DVD REVIEWS: Extended Editions

GLADIATOR Extended Edition DreamWorks
Movie •••½ Picture/Sound ••••½ Extras ••••½
MAJOR DUNDEE The Extended Version Sony
Movie •••½ Picture/Sound ••• Extras •••
Neither of these longer versions is a director's cut. Watching both, however, it's interesting to see what was originally left out - and the different reasons for the edits. The extended cut of Ridley Scott's highly entertaining Roman Empire spectacle Gladiator (2000) adds back 17 minutes of material that was excised after previews. The footage enriches plot and characters a bit, but none of it is essential, and its understandable deletion kept a long film from getting too long. This three-disc set also includes the theatrical cut. Both versions have vividly detailed images that emphasize the painterly use of color and light, and the sound puts you right in the middle of crowds and carnage. Copious extras include a commentary by Scott and Russell Crowe, an index to the new scenes, a three-hour production documentary, deleted scenes, featurettes, and storyboard-to-film comparisons.

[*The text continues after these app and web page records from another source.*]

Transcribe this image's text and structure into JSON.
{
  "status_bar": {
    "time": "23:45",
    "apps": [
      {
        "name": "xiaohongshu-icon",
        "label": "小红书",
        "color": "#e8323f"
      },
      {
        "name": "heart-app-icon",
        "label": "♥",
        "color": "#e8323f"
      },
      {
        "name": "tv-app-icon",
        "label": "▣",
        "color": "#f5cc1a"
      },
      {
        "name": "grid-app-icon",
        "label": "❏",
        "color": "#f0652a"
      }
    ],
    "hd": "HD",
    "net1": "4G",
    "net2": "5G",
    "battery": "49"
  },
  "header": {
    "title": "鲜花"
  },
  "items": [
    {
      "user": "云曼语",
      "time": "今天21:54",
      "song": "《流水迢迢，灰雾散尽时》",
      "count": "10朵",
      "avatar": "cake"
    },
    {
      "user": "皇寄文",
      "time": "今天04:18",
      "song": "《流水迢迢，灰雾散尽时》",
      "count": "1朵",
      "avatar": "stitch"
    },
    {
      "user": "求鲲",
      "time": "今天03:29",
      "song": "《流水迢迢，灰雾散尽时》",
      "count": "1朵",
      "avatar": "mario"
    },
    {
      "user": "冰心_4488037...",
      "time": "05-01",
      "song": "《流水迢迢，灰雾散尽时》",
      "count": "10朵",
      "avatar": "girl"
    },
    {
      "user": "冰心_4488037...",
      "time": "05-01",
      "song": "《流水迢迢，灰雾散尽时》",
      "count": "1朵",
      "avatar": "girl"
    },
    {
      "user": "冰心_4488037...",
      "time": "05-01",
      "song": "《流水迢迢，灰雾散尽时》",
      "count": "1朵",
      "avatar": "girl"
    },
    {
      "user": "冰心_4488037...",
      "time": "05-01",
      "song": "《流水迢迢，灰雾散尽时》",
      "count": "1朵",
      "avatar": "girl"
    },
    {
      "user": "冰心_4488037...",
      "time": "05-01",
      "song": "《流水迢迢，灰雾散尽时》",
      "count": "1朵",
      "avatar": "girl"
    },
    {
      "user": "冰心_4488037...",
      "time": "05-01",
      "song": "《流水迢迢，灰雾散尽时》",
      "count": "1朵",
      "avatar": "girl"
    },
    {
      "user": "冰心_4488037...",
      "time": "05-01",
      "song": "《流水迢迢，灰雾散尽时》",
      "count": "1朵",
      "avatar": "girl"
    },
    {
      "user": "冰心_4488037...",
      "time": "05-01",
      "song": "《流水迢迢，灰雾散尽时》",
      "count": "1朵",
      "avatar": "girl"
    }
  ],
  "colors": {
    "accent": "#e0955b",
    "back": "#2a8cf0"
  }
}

Major Dundee (1965), a noble failure from Sam Peckinpah, has Union and Confederate officers (Charlton Heston and Richard Harris) as uneasy allies against the Apaches and French in 1860s Mexico. The film was butchered by the studio, but this cut restores 12 valuable minutes, including an opening massacre sequence and a scene where Heston goes mad. Images have decent color and realistic skin tones. In addition to the original mono soundtrack, you get a 5.1-channel mix with completely new music. It's less intrusive than the old score, but the placement of dialogue and effects seems artificial. Extras include a scholarly commentary and documentary shorts, mostly dealing with the film's troubled production. Both: English, Dolby Digital 5.1; letterboxed (2.35:1) and anamorphic widescreen. Gladiator: [NR] French, Dolby Digital 5.1; three dual-layer discs. Major Dundee: [PG-13] English and French, Dolby Digital 2-channel mono; dual layer..